Background: Technology is increasingly being used in youth mental healthcare to support service delivery and improve health outcomes. The current study trialed a new electronic psychosocial application (myAssessment) that aims to provide a holistic assessment of relevant risk and protective factors in youth mental healthcare. The study aimed to determine whether myAssessment was acceptable to all users, and whether it affected: reporting of certain behaviors and ratings of self-disclosure; youth ratings of control, fears of judgmental reactions or time-efficiency; clinician ratings of time-efficiency or their ability to formulate a treatment plan; and the therapeutic alliance.
Method: The application was tested at a youth mental health service using a quasi-experimental two phase Treatment-as-Usual/Intervention design. Three hundred thirty nine youth and 13 clinicians participated across both phases. Reporting of behaviors, self-disclosure, youth control, judgmental reactions, time efficiency, ability to formulate treatment plans, and the therapeutic alliance were compared between groups.
Results: myAssessment was found to be widely accepted by both young people and clinicians. Use of myAssessment resulted in reporting of behaviors that were 2.78 through 10.38 times higher for a variety of substances (use of tobacco, alcohol, cannabis, sedatives, hallucinogens, and opioids), in identifying non-heterosexual sexual orientation, having had sex, an STI check, sex without a condom, having felt pressured to have sex in the past, having self-harmed, and in having put themselves in an unsafe situation. Participants who used the application also reported being less likely to lie on past experiences of being bullied, substance use, and self-harm. Use of the application resulted in improved youth ratings of time efficiency in session. The application was found to have no impact on youth control, judgmental reactions, formulation of treatment plans, or the therapeutic alliance.

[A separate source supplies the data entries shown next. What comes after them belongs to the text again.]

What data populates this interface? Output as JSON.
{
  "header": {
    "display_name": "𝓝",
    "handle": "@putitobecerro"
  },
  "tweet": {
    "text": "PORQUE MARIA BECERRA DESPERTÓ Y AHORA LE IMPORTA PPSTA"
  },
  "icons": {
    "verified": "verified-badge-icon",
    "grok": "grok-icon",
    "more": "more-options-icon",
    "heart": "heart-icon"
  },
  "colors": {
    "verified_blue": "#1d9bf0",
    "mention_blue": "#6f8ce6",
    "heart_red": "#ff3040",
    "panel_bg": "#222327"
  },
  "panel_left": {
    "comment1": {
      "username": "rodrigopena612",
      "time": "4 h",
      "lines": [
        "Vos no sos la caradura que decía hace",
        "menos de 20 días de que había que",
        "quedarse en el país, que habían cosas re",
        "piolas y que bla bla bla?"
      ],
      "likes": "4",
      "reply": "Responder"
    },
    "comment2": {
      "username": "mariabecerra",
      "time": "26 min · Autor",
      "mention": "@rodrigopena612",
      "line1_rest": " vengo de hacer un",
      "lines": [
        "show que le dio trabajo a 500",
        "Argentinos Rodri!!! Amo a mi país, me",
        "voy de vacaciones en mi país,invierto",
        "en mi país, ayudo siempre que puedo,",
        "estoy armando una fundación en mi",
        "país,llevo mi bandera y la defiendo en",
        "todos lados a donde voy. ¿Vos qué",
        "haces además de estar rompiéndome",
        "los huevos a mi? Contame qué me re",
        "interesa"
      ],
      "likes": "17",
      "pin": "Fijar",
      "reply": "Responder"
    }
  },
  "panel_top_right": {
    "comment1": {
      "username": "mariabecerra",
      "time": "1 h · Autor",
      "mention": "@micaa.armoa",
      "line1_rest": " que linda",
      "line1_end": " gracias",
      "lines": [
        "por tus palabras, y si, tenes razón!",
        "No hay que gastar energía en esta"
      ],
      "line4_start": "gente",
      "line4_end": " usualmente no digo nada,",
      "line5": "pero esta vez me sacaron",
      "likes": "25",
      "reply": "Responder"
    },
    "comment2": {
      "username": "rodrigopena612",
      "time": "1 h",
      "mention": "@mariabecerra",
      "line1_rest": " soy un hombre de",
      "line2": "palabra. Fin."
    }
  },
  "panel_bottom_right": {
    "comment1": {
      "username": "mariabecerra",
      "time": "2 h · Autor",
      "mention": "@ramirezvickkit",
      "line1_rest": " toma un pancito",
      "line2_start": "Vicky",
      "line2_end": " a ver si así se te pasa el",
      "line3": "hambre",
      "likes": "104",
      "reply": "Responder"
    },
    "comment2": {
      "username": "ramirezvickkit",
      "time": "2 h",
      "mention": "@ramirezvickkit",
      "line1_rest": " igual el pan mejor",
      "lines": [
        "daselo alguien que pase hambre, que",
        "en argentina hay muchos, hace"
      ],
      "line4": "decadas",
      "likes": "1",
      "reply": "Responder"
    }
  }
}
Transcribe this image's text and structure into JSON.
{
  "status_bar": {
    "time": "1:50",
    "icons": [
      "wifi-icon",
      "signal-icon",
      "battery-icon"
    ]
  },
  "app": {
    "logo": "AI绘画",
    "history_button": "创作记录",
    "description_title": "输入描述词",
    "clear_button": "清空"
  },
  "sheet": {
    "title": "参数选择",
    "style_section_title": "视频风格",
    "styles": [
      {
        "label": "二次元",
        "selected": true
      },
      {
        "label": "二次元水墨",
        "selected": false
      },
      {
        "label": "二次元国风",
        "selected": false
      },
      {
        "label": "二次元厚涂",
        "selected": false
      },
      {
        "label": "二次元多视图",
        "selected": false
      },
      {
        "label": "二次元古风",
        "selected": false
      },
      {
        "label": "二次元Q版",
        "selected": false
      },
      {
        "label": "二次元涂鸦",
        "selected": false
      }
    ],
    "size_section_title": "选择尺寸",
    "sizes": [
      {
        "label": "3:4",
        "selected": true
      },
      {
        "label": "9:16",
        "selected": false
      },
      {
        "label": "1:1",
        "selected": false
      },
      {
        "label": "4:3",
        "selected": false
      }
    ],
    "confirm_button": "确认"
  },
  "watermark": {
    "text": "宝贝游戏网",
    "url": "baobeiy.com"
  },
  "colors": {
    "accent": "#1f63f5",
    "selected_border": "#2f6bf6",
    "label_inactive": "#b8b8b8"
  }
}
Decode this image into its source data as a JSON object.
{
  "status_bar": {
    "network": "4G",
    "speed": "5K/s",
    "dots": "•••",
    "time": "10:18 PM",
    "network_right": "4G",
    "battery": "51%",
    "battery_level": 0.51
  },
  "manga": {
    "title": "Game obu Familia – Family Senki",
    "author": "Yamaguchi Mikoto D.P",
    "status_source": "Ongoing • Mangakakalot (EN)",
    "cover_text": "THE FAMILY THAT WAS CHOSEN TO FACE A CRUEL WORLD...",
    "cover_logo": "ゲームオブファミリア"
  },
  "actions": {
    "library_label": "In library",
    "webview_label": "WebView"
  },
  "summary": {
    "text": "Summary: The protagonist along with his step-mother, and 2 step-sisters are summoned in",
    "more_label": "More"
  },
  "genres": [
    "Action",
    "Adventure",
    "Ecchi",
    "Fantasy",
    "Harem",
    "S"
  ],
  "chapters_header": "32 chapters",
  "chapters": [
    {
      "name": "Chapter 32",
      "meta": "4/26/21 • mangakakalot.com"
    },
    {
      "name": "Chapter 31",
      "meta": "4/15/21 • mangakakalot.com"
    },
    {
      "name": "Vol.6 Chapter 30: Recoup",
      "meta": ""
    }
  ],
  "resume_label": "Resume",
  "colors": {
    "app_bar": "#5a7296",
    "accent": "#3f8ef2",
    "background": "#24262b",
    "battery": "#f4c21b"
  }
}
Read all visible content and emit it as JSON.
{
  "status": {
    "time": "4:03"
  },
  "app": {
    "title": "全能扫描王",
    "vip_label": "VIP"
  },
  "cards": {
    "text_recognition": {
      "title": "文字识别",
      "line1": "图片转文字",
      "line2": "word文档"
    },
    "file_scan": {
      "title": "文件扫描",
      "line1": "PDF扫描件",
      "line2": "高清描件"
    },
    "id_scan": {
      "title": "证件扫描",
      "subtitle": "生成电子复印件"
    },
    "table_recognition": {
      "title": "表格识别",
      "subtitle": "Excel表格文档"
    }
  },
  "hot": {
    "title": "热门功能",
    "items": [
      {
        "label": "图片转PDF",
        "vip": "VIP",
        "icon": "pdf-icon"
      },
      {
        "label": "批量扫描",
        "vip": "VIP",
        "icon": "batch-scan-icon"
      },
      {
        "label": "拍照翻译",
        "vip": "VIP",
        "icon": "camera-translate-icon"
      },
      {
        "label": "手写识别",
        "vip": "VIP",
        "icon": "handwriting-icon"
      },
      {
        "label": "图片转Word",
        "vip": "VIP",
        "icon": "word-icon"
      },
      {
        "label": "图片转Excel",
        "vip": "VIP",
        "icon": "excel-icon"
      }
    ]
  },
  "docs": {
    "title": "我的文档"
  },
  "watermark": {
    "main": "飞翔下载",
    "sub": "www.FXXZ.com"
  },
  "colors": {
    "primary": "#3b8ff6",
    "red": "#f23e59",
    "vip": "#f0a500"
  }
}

Conclusions: Electronic psychosocial assessments can increase rates of self-disclosure and, therefore, provide an earlier and more comprehensive picture of young people's risks without negatively impacting the therapeutic alliance. Additionally, this type of technology has been shown to be widely accepted by both young people and clinicians and can improve youth beliefs that there is enough time in session to speak about what is most important to them.